Task instructions
Output each entry below as it stands, leaving out every picture.

-=-=-

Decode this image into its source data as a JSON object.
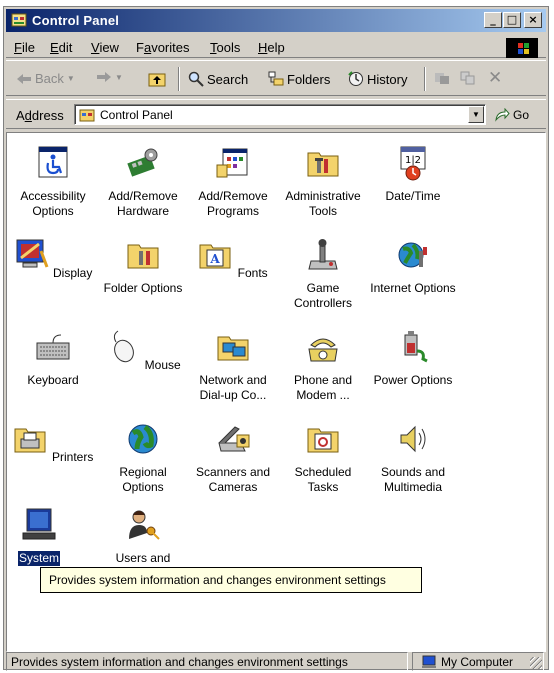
{
  "window": {
    "title": "Control Panel",
    "controls": {
      "minimize": "_",
      "maximize": "□",
      "close": "×"
    }
  },
  "menu": [
    {
      "label": "File",
      "key": "F",
      "rest": "ile"
    },
    {
      "label": "Edit",
      "key": "E",
      "rest": "dit"
    },
    {
      "label": "View",
      "key": "V",
      "rest": "iew"
    },
    {
      "label": "Favorites",
      "key": "a",
      "pre": "F",
      "rest": "vorites"
    },
    {
      "label": "Tools",
      "key": "T",
      "rest": "ools"
    },
    {
      "label": "Help",
      "key": "H",
      "rest": "elp"
    }
  ],
  "toolbar": {
    "back": "Back",
    "search": "Search",
    "folders": "Folders",
    "history": "History"
  },
  "address": {
    "label_pre": "A",
    "label_key": "d",
    "label_rest": "dress",
    "value": "Control Panel",
    "go": "Go"
  },
  "items": [
    {
      "label": "Accessibility Options",
      "icon": "accessibility-icon"
    },
    {
      "label": "Add/Remove Hardware",
      "icon": "add-remove-hardware-icon"
    },
    {
      "label": "Add/Remove Programs",
      "icon": "add-remove-programs-icon"
    },
    {
      "label": "Administrative Tools",
      "icon": "administrative-tools-icon"
    },
    {
      "label": "Date/Time",
      "icon": "date-time-icon"
    },
    {
      "label": "Display",
      "icon": "display-icon"
    },
    {
      "label": "Folder Options",
      "icon": "folder-options-icon"
    },
    {
      "label": "Fonts",
      "icon": "fonts-icon"
    },
    {
      "label": "Game Controllers",
      "icon": "game-controllers-icon"
    },
    {
      "label": "Internet Options",
      "icon": "internet-options-icon"
    },
    {
      "label": "Keyboard",
      "icon": "keyboard-icon"
    },
    {
      "label": "Mouse",
      "icon": "mouse-icon"
    },
    {
      "label": "Network and Dial-up Co...",
      "icon": "network-icon"
    },
    {
      "label": "Phone and Modem ...",
      "icon": "phone-modem-icon"
    },
    {
      "label": "Power Options",
      "icon": "power-options-icon"
    },
    {
      "label": "Printers",
      "icon": "printers-icon"
    },
    {
      "label": "Regional Options",
      "icon": "regional-options-icon"
    },
    {
      "label": "Scanners and Cameras",
      "icon": "scanners-cameras-icon"
    },
    {
      "label": "Scheduled Tasks",
      "icon": "scheduled-tasks-icon"
    },
    {
      "label": "Sounds and Multimedia",
      "icon": "sounds-multimedia-icon"
    },
    {
      "label": "System",
      "icon": "system-icon",
      "selected": true
    },
    {
      "label": "Users and",
      "icon": "users-passwords-icon"
    }
  ],
  "tooltip": "Provides system information and changes environment settings",
  "status": {
    "text": "Provides system information and changes environment settings",
    "zone": "My Computer"
  },
  "colors": {
    "title_start": "#0a246a",
    "title_end": "#a6caf0",
    "face": "#d4d0c8",
    "selection": "#0a246a",
    "tooltip_bg": "#ffffe1"
  }
}
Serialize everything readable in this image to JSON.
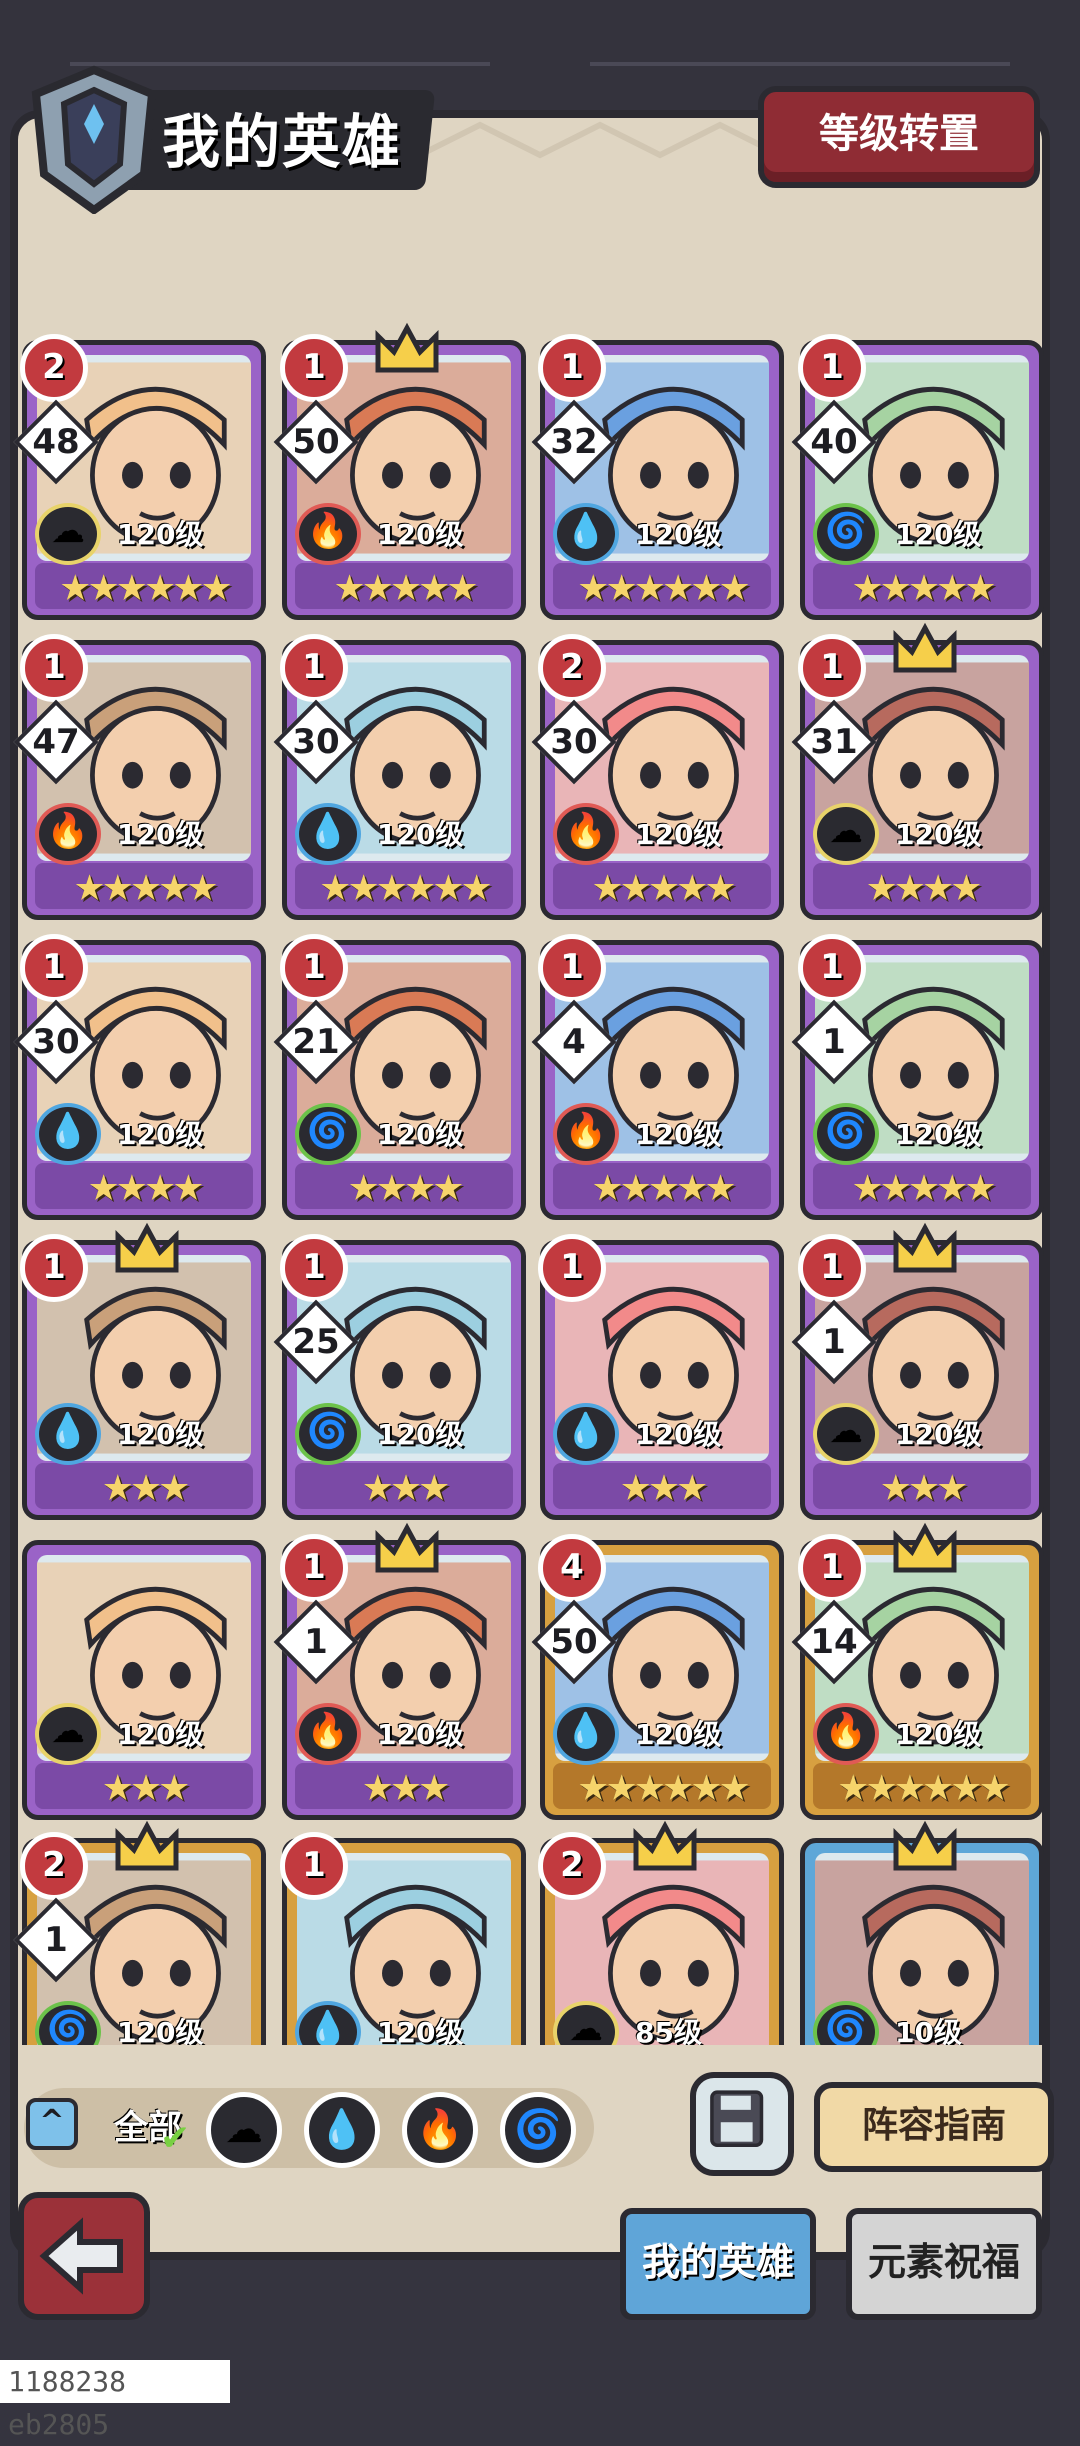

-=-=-

Task answer
Decode this image into its source data as a JSON object.
{
  "window": {
    "title": "Control Panel",
    "controls": {
      "minimize": "_",
      "maximize": "□",
      "close": "×"
    }
  },
  "menu": [
    {
      "label": "File",
      "key": "F",
      "rest": "ile"
    },
    {
      "label": "Edit",
      "key": "E",
      "rest": "dit"
    },
    {
      "label": "View",
      "key": "V",
      "rest": "iew"
    },
    {
      "label": "Favorites",
      "key": "a",
      "pre": "F",
      "rest": "vorites"
    },
    {
      "label": "Tools",
      "key": "T",
      "rest": "ools"
    },
    {
      "label": "Help",
      "key": "H",
      "rest": "elp"
    }
  ],
  "toolbar": {
    "back": "Back",
    "search": "Search",
    "folders": "Folders",
    "history": "History"
  },
  "address": {
    "label_pre": "A",
    "label_key": "d",
    "label_rest": "dress",
    "value": "Control Panel",
    "go": "Go"
  },
  "items": [
    {
      "label": "Accessibility Options",
      "icon": "accessibility-icon"
    },
    {
      "label": "Add/Remove Hardware",
      "icon": "add-remove-hardware-icon"
    },
    {
      "label": "Add/Remove Programs",
      "icon": "add-remove-programs-icon"
    },
    {
      "label": "Administrative Tools",
      "icon": "administrative-tools-icon"
    },
    {
      "label": "Date/Time",
      "icon": "date-time-icon"
    },
    {
      "label": "Display",
      "icon": "display-icon"
    },
    {
      "label": "Folder Options",
      "icon": "folder-options-icon"
    },
    {
      "label": "Fonts",
      "icon": "fonts-icon"
    },
    {
      "label": "Game Controllers",
      "icon": "game-controllers-icon"
    },
    {
      "label": "Internet Options",
      "icon": "internet-options-icon"
    },
    {
      "label": "Keyboard",
      "icon": "keyboard-icon"
    },
    {
      "label": "Mouse",
      "icon": "mouse-icon"
    },
    {
      "label": "Network and Dial-up Co...",
      "icon": "network-icon"
    },
    {
      "label": "Phone and Modem ...",
      "icon": "phone-modem-icon"
    },
    {
      "label": "Power Options",
      "icon": "power-options-icon"
    },
    {
      "label": "Printers",
      "icon": "printers-icon"
    },
    {
      "label": "Regional Options",
      "icon": "regional-options-icon"
    },
    {
      "label": "Scanners and Cameras",
      "icon": "scanners-cameras-icon"
    },
    {
      "label": "Scheduled Tasks",
      "icon": "scheduled-tasks-icon"
    },
    {
      "label": "Sounds and Multimedia",
      "icon": "sounds-multimedia-icon"
    },
    {
      "label": "System",
      "icon": "system-icon",
      "selected": true
    },
    {
      "label": "Users and",
      "icon": "users-passwords-icon"
    }
  ],
  "tooltip": "Provides system information and changes environment settings",
  "status": {
    "text": "Provides system information and changes environment settings",
    "zone": "My Computer"
  },
  "colors": {
    "title_start": "#0a246a",
    "title_end": "#a6caf0",
    "face": "#d4d0c8",
    "selection": "#0a246a",
    "tooltip_bg": "#ffffe1"
  }
}
Serialize everything readable in this image to JSON.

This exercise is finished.